WHAT YOU ARE ASKED TO DO:
Only reproduce the lines from the line containing "What's the underlying" onward, exactly, through the final line of the data below.

Data about app and page elements:

------------

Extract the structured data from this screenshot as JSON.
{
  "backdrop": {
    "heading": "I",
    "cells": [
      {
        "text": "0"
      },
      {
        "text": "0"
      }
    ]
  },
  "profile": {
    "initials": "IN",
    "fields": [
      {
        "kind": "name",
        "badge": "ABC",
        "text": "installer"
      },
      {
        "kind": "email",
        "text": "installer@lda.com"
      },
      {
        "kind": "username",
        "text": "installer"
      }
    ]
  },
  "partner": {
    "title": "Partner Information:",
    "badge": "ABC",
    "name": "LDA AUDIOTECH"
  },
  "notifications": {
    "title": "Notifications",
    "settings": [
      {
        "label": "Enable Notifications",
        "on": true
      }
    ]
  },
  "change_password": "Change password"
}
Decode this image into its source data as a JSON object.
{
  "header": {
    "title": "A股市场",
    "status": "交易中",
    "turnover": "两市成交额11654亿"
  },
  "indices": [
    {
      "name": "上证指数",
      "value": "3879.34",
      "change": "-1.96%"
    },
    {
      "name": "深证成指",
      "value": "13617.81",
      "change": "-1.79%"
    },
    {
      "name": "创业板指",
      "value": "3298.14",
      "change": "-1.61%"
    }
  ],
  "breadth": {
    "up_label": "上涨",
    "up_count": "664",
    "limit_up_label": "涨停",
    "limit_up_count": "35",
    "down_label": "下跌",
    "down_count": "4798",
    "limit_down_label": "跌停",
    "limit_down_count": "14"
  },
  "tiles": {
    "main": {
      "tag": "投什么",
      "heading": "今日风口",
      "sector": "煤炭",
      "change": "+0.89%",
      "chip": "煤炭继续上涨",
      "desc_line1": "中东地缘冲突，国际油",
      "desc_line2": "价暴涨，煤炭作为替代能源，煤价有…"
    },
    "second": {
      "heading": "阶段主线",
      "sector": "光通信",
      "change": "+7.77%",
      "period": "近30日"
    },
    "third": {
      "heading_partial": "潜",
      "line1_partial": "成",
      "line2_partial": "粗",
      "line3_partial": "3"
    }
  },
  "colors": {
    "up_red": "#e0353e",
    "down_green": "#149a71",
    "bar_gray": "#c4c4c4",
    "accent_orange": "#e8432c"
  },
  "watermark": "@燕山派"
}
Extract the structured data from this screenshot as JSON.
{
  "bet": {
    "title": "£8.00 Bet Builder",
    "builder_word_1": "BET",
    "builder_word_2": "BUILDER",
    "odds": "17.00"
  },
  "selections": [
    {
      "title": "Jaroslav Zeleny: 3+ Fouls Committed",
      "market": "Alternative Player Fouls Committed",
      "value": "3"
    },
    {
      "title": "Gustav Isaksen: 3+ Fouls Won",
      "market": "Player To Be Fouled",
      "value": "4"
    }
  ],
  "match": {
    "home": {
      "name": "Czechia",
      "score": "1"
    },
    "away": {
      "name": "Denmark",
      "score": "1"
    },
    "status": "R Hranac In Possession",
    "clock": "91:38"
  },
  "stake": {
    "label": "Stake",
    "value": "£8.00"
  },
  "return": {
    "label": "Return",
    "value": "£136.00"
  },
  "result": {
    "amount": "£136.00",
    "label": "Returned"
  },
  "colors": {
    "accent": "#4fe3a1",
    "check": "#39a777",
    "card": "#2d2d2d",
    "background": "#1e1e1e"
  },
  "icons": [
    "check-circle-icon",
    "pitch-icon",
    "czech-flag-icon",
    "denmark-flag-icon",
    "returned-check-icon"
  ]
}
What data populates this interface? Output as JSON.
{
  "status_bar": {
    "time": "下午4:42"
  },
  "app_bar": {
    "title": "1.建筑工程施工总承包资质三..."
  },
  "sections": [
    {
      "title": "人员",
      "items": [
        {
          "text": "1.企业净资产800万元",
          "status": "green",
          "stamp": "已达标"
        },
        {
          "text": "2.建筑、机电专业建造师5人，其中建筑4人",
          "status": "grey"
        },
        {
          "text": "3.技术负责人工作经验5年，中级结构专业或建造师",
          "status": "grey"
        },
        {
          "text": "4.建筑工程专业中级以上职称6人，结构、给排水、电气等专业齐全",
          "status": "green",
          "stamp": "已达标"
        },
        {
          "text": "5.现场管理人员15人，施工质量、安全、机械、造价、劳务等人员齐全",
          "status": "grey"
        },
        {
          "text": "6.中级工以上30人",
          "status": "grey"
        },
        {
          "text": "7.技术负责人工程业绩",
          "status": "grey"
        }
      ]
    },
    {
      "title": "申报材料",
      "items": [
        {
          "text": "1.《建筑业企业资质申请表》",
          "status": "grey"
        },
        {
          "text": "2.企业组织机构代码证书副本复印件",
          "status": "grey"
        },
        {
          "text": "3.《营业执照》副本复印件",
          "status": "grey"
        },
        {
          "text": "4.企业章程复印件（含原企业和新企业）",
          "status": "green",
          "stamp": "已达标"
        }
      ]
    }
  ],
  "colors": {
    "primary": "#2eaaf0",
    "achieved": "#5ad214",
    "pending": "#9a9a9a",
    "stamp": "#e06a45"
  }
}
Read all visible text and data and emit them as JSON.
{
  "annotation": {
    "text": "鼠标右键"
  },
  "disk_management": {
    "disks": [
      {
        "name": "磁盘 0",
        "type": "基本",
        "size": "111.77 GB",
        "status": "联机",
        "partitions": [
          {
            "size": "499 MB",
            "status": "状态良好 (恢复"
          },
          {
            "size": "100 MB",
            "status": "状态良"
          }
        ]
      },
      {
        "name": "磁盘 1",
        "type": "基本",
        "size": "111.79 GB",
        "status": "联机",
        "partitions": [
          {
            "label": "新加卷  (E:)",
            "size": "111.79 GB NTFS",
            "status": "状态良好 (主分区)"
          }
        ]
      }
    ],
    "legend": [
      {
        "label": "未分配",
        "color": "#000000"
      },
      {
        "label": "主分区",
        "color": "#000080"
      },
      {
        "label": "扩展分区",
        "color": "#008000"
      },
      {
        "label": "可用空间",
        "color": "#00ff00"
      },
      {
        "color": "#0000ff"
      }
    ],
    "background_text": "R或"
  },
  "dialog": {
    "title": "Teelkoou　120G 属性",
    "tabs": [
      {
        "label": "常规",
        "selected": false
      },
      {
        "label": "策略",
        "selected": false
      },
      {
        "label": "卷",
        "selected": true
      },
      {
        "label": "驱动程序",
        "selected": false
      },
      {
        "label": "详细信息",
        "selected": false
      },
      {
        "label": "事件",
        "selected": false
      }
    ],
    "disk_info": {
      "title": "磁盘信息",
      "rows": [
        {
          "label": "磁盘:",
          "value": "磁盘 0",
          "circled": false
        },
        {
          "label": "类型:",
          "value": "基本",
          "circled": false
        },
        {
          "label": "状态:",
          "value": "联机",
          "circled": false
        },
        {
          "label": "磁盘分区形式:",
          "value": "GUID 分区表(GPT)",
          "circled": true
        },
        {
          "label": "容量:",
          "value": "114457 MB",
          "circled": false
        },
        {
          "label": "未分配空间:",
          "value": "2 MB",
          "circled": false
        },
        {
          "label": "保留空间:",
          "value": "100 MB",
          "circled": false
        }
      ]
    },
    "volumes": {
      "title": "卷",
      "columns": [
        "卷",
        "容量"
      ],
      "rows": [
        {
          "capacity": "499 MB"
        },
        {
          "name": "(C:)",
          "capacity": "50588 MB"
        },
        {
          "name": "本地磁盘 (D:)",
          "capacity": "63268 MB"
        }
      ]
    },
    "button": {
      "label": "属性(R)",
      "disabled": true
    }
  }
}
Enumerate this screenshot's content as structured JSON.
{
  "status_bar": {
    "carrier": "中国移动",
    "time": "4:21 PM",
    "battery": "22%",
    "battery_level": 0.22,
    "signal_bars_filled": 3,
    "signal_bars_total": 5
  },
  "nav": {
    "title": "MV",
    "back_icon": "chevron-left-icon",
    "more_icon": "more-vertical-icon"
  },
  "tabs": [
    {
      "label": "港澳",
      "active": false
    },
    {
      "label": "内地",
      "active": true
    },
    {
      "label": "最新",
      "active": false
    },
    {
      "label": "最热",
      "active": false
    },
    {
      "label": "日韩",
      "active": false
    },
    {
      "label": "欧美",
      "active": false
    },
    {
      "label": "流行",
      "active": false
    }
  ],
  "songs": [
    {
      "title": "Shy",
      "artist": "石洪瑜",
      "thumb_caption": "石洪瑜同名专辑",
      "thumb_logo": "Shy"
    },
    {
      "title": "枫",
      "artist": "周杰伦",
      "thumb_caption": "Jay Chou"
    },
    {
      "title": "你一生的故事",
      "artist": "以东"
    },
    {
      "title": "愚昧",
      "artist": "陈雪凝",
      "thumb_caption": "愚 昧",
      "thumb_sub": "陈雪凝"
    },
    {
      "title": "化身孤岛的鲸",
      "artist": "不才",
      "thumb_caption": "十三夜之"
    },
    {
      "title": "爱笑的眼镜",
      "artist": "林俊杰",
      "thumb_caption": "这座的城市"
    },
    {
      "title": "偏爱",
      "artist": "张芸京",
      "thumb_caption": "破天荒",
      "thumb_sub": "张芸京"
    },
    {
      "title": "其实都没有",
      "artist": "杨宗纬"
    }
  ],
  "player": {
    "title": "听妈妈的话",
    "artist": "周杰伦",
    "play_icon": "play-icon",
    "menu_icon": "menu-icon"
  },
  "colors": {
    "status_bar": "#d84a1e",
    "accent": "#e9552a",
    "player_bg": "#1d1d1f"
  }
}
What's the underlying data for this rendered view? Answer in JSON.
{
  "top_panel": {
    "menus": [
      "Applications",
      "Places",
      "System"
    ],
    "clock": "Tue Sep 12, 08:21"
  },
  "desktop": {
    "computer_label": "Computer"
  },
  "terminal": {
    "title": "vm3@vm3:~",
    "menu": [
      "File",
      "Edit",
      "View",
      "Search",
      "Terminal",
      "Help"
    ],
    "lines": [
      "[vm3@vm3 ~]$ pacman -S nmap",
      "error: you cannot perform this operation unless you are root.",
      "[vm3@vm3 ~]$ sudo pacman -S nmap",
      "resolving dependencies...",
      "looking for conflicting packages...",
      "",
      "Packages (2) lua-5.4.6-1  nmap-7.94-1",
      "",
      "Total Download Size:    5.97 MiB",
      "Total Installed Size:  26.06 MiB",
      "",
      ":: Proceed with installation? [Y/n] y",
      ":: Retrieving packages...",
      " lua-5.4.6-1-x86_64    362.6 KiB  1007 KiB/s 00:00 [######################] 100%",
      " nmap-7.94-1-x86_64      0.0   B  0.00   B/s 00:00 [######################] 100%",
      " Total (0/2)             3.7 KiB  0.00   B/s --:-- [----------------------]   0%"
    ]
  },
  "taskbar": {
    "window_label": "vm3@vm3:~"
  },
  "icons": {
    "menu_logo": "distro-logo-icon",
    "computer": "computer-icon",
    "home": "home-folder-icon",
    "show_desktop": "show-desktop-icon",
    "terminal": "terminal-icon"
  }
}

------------

WRITTEN REPLY:
What's the underlying data for this rendered view? Answer in JSON.
{
  "top_panel": {
    "menus": [
      "Applications",
      "Places",
      "System"
    ],
    "clock": "Tue Sep 12, 08:21"
  },
  "desktop": {
    "computer_label": "Computer"
  },
  "terminal": {
    "title": "vm3@vm3:~",
    "menu": [
      "File",
      "Edit",
      "View",
      "Search",
      "Terminal",
      "Help"
    ],
    "lines": [
      "[vm3@vm3 ~]$ pacman -S nmap",
      "error: you cannot perform this operation unless you are root.",
      "[vm3@vm3 ~]$ sudo pacman -S nmap",
      "resolving dependencies...",
      "looking for conflicting packages...",
      "",
      "Packages (2) lua-5.4.6-1  nmap-7.94-1",
      "",
      "Total Download Size:    5.97 MiB",
      "Total Installed Size:  26.06 MiB",
      "",
      ":: Proceed with installation? [Y/n] y",
      ":: Retrieving packages...",
      " lua-5.4.6-1-x86_64    362.6 KiB  1007 KiB/s 00:00 [######################] 100%",
      " nmap-7.94-1-x86_64      0.0   B  0.00   B/s 00:00 [######################] 100%",
      " Total (0/2)             3.7 KiB  0.00   B/s --:-- [----------------------]   0%"
    ]
  },
  "taskbar": {
    "window_label": "vm3@vm3:~"
  },
  "icons": {
    "menu_logo": "distro-logo-icon",
    "computer": "computer-icon",
    "home": "home-folder-icon",
    "show_desktop": "show-desktop-icon",
    "terminal": "terminal-icon"
  }
}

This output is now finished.